In 1973, Paco Rabanne pour Homme became the new “it” male fragrance with warm animal, honey notes that created a sensual sensation that had not yet become popular in men’s fragrances. Paco Rabannae pour Homme has led the men’s fragrance market, despite the fact that the market has become crowded. In 1976, the radical Grey Flannel, created by fashion designer Geoffrey Beene. While targeted to the male market (the bottle swathed in flannel), the fragrance has a distinctly violet smell. Described as “androgynous,” and “ambiguous,” the fragrance’s success encouraged other perfume creators to come up with new and innovative mixes.

teach soap tutorials

Modern Male Fragrances
As evidenced in advertising and men’s “beauty” books and magazine, the idea of virility and masculinity is something very different today than in the time of Napoleon. More attention is paid to the body and sensuality is considered and asset, not something to be hidden. Men’s fashions have also changed, becoming more colorful, varied and seductive, all factor which explain the boom in men’s perfumery, which now represents an astonishing one third of the turnover of the various perfume companies. The male market is here to stay – and the experimental fragrances, such as Davidoff’s Cool Water (fruity, floral notes), and New West by Aramis (salty, refreshing notes) have capitalized on this new openess in male fragrances.
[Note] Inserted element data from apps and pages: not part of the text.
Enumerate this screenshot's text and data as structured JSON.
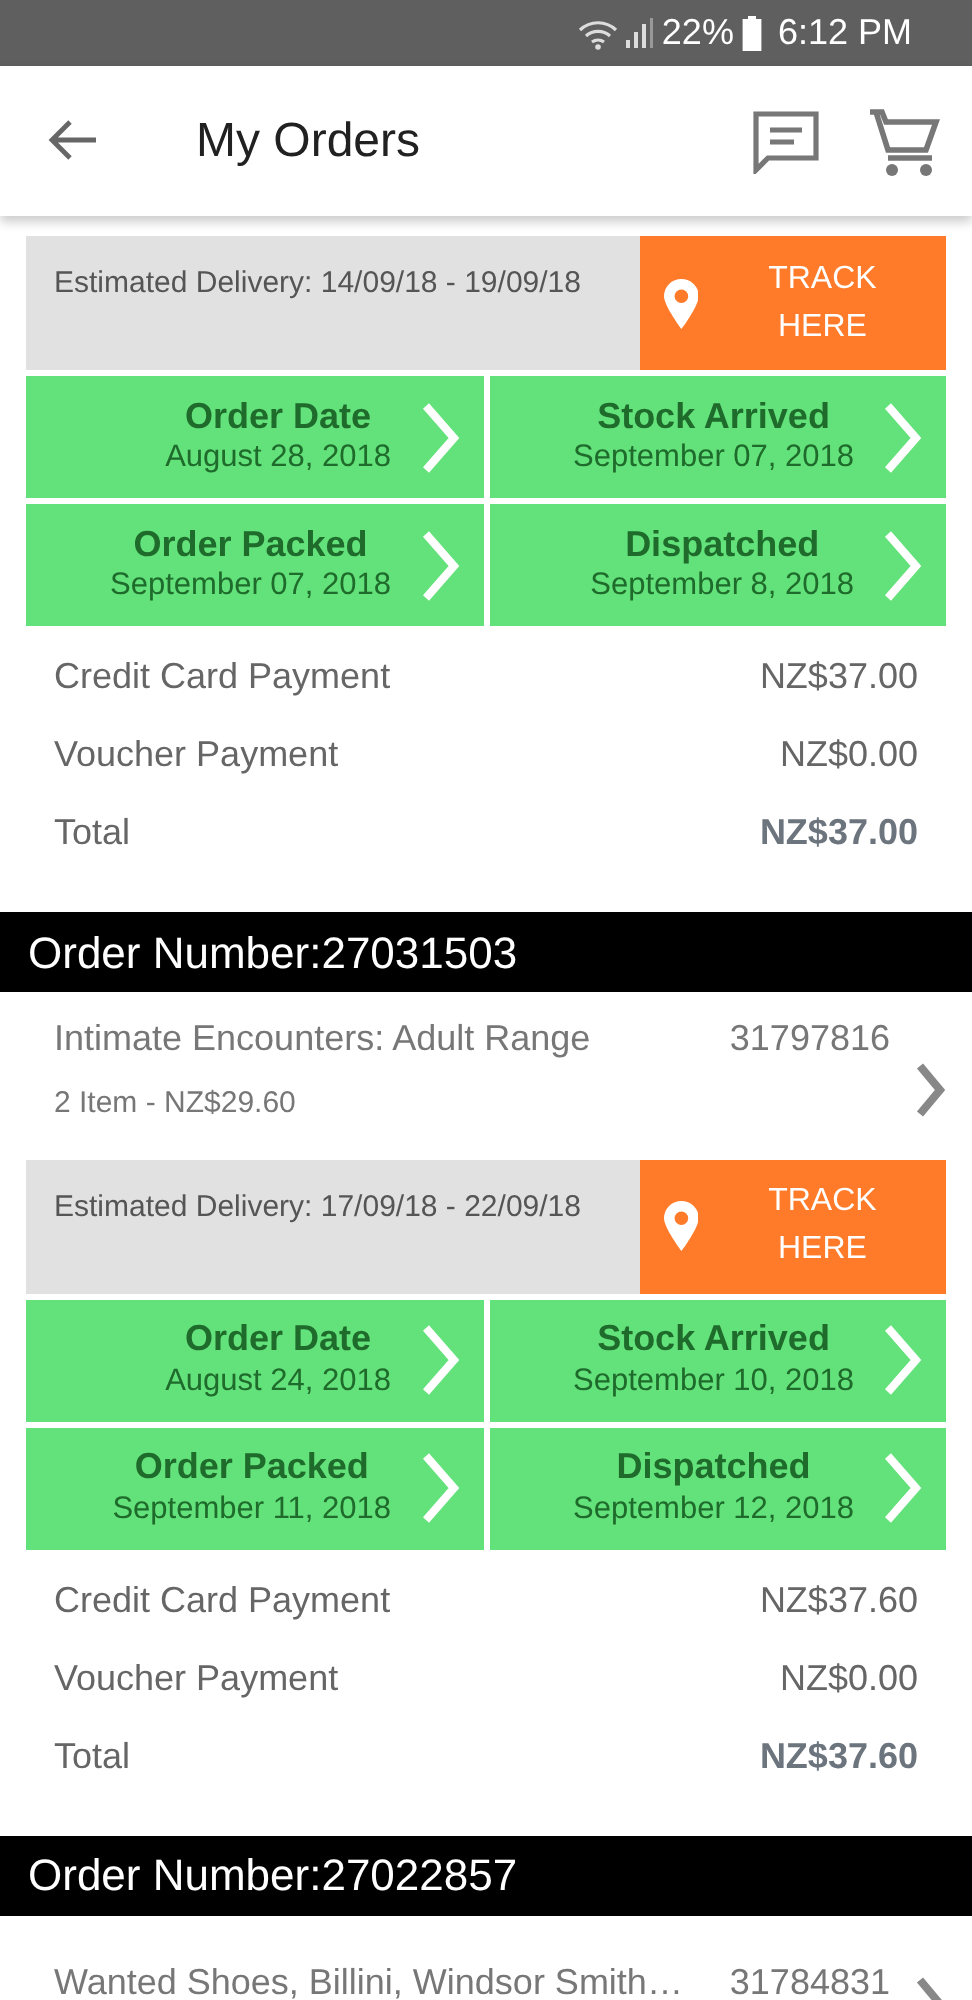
{
  "status_bar": {
    "battery": "22%",
    "time": "6:12 PM"
  },
  "app_bar": {
    "title": "My Orders"
  },
  "orders": [
    {
      "delivery": {
        "text": "Estimated Delivery: 14/09/18 - 19/09/18",
        "button": "TRACK HERE"
      },
      "stages": [
        {
          "label": "Order Date",
          "date": "August 28, 2018"
        },
        {
          "label": "Stock Arrived",
          "date": "September 07, 2018"
        },
        {
          "label": "Order Packed",
          "date": "September 07, 2018"
        },
        {
          "label": "Dispatched",
          "date": "September 8, 2018"
        }
      ],
      "payments": [
        {
          "label": "Credit Card Payment",
          "amount": "NZ$37.00",
          "kind": "line"
        },
        {
          "label": "Voucher Payment",
          "amount": "NZ$0.00",
          "kind": "line"
        },
        {
          "label": "Total",
          "amount": "NZ$37.00",
          "kind": "total"
        }
      ]
    },
    {
      "number": "Order Number:27031503",
      "item": {
        "name": "Intimate Encounters: Adult Range",
        "code": "31797816",
        "detail": "2 Item - NZ$29.60"
      },
      "delivery": {
        "text": "Estimated Delivery: 17/09/18 - 22/09/18",
        "button": "TRACK HERE"
      },
      "stages": [
        {
          "label": "Order Date",
          "date": "August 24, 2018"
        },
        {
          "label": "Stock Arrived",
          "date": "September 10, 2018"
        },
        {
          "label": "Order Packed",
          "date": "September 11, 2018"
        },
        {
          "label": "Dispatched",
          "date": "September 12, 2018"
        }
      ],
      "payments": [
        {
          "label": "Credit Card Payment",
          "amount": "NZ$37.60",
          "kind": "line"
        },
        {
          "label": "Voucher Payment",
          "amount": "NZ$0.00",
          "kind": "line"
        },
        {
          "label": "Total",
          "amount": "NZ$37.60",
          "kind": "total"
        }
      ]
    },
    {
      "number": "Order Number:27022857",
      "item": {
        "name": "Wanted Shoes, Billini, Windsor Smith…",
        "code": "31784831"
      }
    }
  ]
}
teach soap tutorials

Michael Jordan??
Perhaps the biggest indication that men’s fragrances have become a huge market is Michael Jordan’s foray into the competitive sea of fragrances. Michael Jordan was named to the “Best Dressed” List last year and is the embodiment of (the media’s finicky definition of ) masculinity – successful, athletic, young and rich. Advertising for the campaign (just for the first year) cost about 22 million – television ads, print media, radio spots and billboards. The cologne debuted in about 3,500 stores, including Foot Locker (based on the notion that anyone who walks into the store will buy anything with Michael Jordan’s name on it). The fragrance is targeted towards the new, big-disposable-income segment of the market, the “Generation Xers” (20 to 31) and the next generation, the teens of today. The bottle costs $23, the very number on Jordan’s jersey.
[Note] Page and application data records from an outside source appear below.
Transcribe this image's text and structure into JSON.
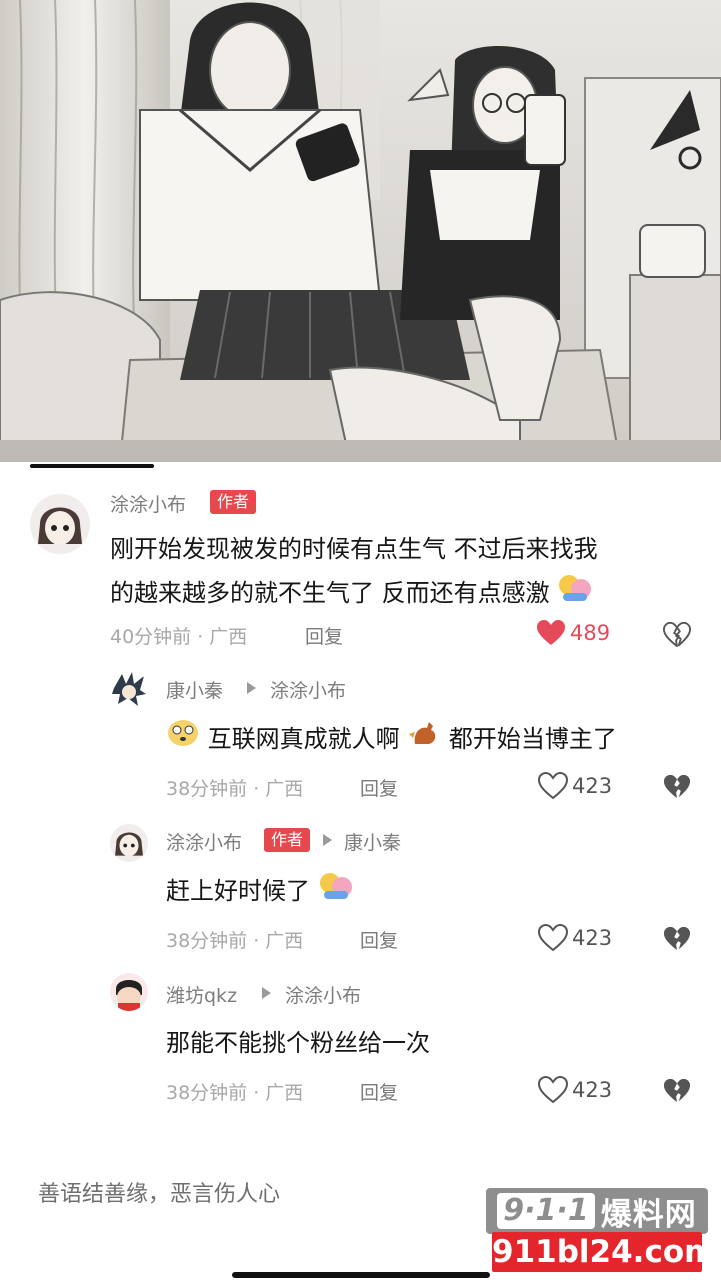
{
  "comments": [
    {
      "username": "涂涂小布",
      "tag": "作者",
      "text_line1": "刚开始发现被发的时候有点生气 不过后来找我",
      "text_line2": "的越来越多的就不生气了 反而还有点感激",
      "meta": "40分钟前 · 广西",
      "reply_label": "回复",
      "likes": "489"
    },
    {
      "username": "康小秦",
      "reply_to": "涂涂小布",
      "text_part1": "互联网真成就人啊",
      "text_part2": "都开始当博主了",
      "meta": "38分钟前 · 广西",
      "reply_label": "回复",
      "likes": "423"
    },
    {
      "username": "涂涂小布",
      "tag": "作者",
      "reply_to": "康小秦",
      "text": "赶上好时候了",
      "meta": "38分钟前 · 广西",
      "reply_label": "回复",
      "likes": "423"
    },
    {
      "username": "潍坊qkz",
      "reply_to": "涂涂小布",
      "text": "那能不能挑个粉丝给一次",
      "meta": "38分钟前 · 广西",
      "reply_label": "回复",
      "likes": "423"
    }
  ],
  "input_hint": "善语结善缘，恶言伤人心",
  "watermark": {
    "badge": "9·1·1",
    "title": "爆料网",
    "url": "911bl24.com"
  },
  "icons": {
    "like_active": "heart-filled-icon",
    "like": "heart-outline-icon",
    "dislike": "broken-heart-icon",
    "reply_arrow": "triangle-right-icon"
  },
  "colors": {
    "accent": "#e54a5a",
    "author_tag": "#e5484d",
    "watermark_red": "#e4262c"
  }
}
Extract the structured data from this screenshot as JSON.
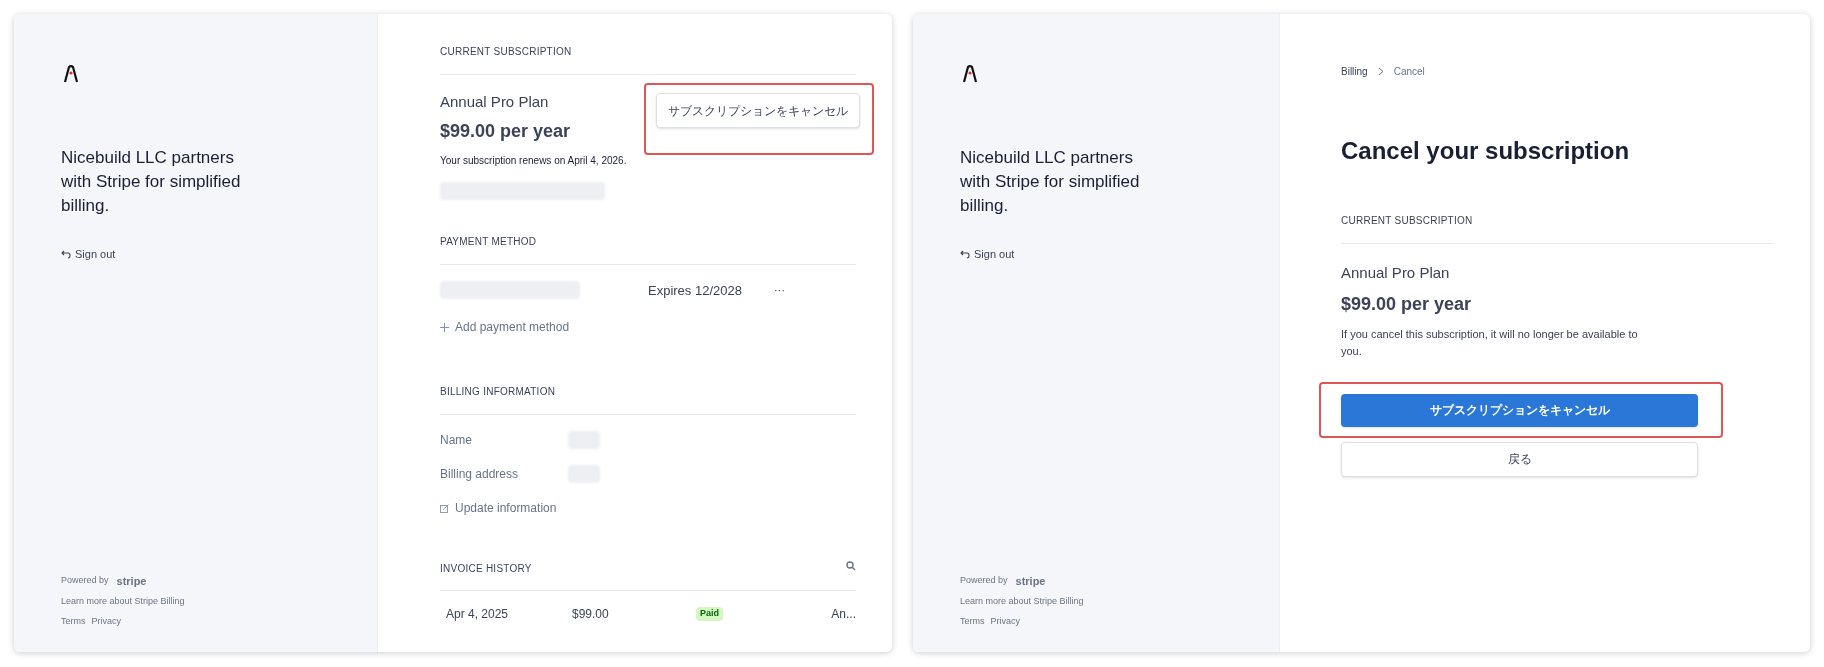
{
  "overview": {
    "sidebar": {
      "tagline": "Nicebuild LLC partners with Stripe for simplified billing.",
      "sign_out": "Sign out",
      "powered_by": "Powered by",
      "brand": "stripe",
      "learn_more": "Learn more about Stripe Billing",
      "links": [
        "Terms",
        "Privacy"
      ]
    },
    "current_subscription": {
      "heading": "CURRENT SUBSCRIPTION",
      "plan": "Annual Pro Plan",
      "price": "$99.00 per year",
      "renews": "Your subscription renews on April 4, 2026.",
      "cancel_button": {
        "label": "サブスクリプションをキャンセル",
        "highlighted": true
      }
    },
    "payment_method": {
      "heading": "PAYMENT METHOD",
      "expires": "Expires 12/2028",
      "more": "···",
      "add": "Add payment method"
    },
    "billing_information": {
      "heading": "BILLING INFORMATION",
      "fields": [
        {
          "label": "Name"
        },
        {
          "label": "Billing address"
        }
      ],
      "update": "Update information"
    },
    "invoice_history": {
      "heading": "INVOICE HISTORY",
      "rows": [
        {
          "date": "Apr 4, 2025",
          "amount": "$99.00",
          "status": "Paid",
          "description": "An..."
        }
      ]
    }
  },
  "cancel_page": {
    "sidebar": {
      "tagline": "Nicebuild LLC partners with Stripe for simplified billing.",
      "sign_out": "Sign out",
      "powered_by": "Powered by",
      "brand": "stripe",
      "learn_more": "Learn more about Stripe Billing",
      "links": [
        "Terms",
        "Privacy"
      ]
    },
    "breadcrumb": [
      "Billing",
      "Cancel"
    ],
    "title": "Cancel your subscription",
    "section_heading": "CURRENT SUBSCRIPTION",
    "plan": "Annual Pro Plan",
    "price": "$99.00 per year",
    "note": "If you cancel this subscription, it will no longer be available to you.",
    "confirm_button": {
      "label": "サブスクリプションをキャンセル",
      "highlighted": true
    },
    "back_button": "戻る"
  }
}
The scent that finally embodied Michael Jordan was chosen from more than 600 submissions from 25 perfumers. Michael Jordan never smelled one of them. In fact, the perfumers never spoke to the famous basketball player. Steve De Mercado, from the Givauddan Roure house, created the winning fragrance. The cologne is cool and crisp, with citrus top notes, lavender, juniper and fir for freshness and an undertone of musk and woods. Michael Jordan is such a “brand” that they only used his silhouette for the advertising campaign.

teach soap tutorials

Is the fragrance worth all the fuss? In the first two months after the launch, sales for the department stores (not including Foot Locker) was about nine million dollars. A year later, sales for the month of December 1997, totaled about five million dollars. This lapse was duly noted and Michael Jordan Cologne came out with soap and body gel, along with another media blitz to increase sales, and putting the cologne in mail order magazines.

And for years to come, Michael Jordan Cologne, like Chanel #5 will be around. Because it’s a great fragrance? No, because it’s all about brand recognition. Just as Chanel #5 had Warhol design their bottles, Michael Jordan Cologne has, well, Michael Jordan. And in the end, that’s what it’s about, pushing the limit and following up with a great marketing campaign. Men’s fragrance is a big business and is here to stay.

Previous post:

Next post: